Friday, January 20, 2012

Airline priorities

First impressions about service issues can sometimes be misleading, especially if you don't understand aspects of traffic flow.  Here was my first impression, and then something I learned afterward.

We start with this scene of a Delta airlines gate area.  It happens to be at the Atlanta airport, but the same configuration is used elsewhere.  (See the Memphis set-up below.) Note the sign indicating two lanes of traffic, "general boarding" and "Sky Priority."  Note, too, the special carpet with "Sky Priority" printed on it.  As you can see, the two lanes go to exactly the same door.

Here's what happens.  When a plane is being boarded, passengers who have the "Sky Priority" status are boarded first and directed to use the right-hand lane.  Indeed, a ribbon is stretched across to prohibit entry through the other lane.  When those passengers have finished entering the plane, the ribbon is moved over to block the priority lane, and the general boarders use the other lane.

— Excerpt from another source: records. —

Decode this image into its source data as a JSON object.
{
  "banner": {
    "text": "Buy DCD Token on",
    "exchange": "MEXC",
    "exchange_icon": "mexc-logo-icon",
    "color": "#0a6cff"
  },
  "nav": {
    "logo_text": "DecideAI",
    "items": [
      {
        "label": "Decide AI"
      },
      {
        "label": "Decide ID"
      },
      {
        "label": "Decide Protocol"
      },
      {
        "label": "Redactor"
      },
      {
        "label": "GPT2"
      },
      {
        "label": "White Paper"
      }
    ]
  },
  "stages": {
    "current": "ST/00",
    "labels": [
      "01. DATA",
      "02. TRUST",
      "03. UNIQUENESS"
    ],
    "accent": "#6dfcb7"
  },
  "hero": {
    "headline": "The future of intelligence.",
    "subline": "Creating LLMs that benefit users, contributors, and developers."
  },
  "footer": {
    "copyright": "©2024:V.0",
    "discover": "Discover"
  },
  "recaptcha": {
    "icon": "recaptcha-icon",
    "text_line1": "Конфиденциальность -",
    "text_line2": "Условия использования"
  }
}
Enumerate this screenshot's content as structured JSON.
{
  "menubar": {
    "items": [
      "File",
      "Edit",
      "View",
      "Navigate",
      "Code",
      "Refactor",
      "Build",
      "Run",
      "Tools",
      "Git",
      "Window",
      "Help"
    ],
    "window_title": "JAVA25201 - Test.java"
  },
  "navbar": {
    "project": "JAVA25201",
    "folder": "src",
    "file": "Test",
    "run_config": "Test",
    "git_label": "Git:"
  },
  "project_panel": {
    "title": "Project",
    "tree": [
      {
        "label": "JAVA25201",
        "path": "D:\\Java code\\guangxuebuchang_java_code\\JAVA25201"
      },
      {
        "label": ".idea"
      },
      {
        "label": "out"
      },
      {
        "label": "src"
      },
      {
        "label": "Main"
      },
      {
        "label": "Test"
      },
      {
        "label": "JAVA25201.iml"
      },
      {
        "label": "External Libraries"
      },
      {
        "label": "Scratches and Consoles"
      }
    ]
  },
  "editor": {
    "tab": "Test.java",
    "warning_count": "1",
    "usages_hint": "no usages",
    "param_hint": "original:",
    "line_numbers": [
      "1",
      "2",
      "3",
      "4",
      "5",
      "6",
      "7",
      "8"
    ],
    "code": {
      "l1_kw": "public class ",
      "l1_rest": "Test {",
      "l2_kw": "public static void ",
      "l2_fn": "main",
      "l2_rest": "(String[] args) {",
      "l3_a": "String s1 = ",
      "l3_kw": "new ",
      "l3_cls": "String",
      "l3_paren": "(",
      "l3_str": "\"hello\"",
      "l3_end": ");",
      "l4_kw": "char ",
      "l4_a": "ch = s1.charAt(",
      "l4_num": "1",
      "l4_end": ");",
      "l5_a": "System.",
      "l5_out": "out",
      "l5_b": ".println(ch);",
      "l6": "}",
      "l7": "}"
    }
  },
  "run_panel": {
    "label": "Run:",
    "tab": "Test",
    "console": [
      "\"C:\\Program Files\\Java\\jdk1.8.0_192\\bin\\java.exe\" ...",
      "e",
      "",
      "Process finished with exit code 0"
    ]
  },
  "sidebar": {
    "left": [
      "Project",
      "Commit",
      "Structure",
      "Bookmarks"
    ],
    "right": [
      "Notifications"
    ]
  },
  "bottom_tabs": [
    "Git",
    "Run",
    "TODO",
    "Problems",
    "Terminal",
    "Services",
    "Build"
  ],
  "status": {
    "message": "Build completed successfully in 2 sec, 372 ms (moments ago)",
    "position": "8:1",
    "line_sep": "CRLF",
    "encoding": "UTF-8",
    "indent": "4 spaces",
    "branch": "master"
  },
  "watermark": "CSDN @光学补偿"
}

I asked my gate attendant why this was done.  She giggled and said, "It is kind of silly, but it makes the Priority passengers feel important."

Priority route

General route
I know this is not a big deal in the scheme of things, but let's calculate how much money Delta spent on those signs, the fancy rugs, the barricades, and so on.  I wondered, "Have they really done research to show that passengers care about having a special lane?"  Early boarding, sure.  But in an industry that never makes a profit, why spend money on something silly like this?

But then I talked to a friend who is on the board of an airline company.  He said, "It is all about traffic control at the gate.  If you don't have a physical separation for those classes of customers who are entitled to early boarding, everybody else just piles up at the gate.  It slows things down, plus the passengers who have paid for or otherwise earned priority status get shoved aside.  Those loyal (and mainly full-fare business) passengers are very important to an airline, and they value unfettered early boarding.  So, we incur a little extra expense to give them higher quality service."

1 comment:

Susan Carr said...

Congratulations, Paul, and thank you for your leadership and support all these years. I, too, look forward to your reflections on future projects. Your observations and teaching have been relevant and insightful, regardless of the community. Girls' soccer, cow bells on Storrow Drive, Sky Priority floor mats, oatmeal in Orlando—I've learned from it all. Thanks again!